Each line below with the string "Türkiye" should be copied.

++++

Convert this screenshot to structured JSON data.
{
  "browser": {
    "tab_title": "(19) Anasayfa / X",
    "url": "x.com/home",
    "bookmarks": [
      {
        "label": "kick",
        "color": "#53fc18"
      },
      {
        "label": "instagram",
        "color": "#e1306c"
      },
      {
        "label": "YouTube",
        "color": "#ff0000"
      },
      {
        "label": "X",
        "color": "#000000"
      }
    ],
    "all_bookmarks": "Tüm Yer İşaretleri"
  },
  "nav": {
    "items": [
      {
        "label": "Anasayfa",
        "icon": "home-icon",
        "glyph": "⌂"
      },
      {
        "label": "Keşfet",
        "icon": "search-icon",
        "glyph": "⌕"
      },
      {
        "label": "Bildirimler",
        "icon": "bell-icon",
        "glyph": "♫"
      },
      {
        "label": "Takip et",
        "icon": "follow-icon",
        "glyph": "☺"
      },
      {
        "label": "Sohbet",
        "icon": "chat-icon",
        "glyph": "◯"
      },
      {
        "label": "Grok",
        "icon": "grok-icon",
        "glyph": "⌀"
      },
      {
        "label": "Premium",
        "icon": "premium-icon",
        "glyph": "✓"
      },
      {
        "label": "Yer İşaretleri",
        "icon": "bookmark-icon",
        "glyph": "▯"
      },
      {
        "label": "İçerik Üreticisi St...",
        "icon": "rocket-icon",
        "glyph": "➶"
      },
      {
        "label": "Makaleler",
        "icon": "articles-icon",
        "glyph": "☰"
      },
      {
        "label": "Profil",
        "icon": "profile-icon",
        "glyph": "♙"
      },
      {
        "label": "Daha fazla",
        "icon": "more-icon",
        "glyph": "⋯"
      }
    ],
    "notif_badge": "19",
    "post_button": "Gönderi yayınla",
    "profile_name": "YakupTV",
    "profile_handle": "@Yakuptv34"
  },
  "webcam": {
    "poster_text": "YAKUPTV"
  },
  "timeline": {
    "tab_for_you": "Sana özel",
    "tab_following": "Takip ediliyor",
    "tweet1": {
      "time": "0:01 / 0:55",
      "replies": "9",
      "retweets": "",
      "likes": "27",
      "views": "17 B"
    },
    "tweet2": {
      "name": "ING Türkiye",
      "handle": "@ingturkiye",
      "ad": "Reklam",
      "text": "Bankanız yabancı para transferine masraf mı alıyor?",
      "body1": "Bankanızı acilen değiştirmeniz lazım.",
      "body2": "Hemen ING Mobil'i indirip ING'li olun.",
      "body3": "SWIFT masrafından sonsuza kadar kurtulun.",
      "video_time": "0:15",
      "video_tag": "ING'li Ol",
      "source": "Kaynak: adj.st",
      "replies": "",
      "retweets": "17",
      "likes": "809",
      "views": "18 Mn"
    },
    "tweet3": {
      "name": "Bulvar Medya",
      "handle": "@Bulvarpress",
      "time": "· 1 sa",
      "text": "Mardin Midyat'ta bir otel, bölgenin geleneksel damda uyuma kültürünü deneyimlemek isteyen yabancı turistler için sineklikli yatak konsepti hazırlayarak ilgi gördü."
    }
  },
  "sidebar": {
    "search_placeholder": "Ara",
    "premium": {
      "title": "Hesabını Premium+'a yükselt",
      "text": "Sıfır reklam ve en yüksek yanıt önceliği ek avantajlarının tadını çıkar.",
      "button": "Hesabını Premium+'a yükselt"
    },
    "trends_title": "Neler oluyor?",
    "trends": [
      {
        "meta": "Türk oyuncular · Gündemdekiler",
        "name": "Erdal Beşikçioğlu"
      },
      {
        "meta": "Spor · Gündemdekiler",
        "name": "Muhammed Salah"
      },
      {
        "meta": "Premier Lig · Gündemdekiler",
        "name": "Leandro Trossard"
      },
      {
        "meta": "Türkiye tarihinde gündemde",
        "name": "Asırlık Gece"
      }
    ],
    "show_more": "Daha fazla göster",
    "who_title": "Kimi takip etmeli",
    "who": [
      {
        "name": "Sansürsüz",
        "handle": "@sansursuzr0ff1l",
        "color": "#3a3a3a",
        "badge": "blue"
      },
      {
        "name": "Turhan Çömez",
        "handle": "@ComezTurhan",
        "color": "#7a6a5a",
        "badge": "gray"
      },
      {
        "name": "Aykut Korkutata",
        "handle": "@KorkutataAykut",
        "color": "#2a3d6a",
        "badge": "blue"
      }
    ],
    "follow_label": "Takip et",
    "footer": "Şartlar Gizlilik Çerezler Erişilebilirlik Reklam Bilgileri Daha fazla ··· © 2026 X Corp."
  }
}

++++

▶ [Solution to this task]:
      "name": "ING Türkiye",
        "meta": "Türkiye tarihinde gündemde",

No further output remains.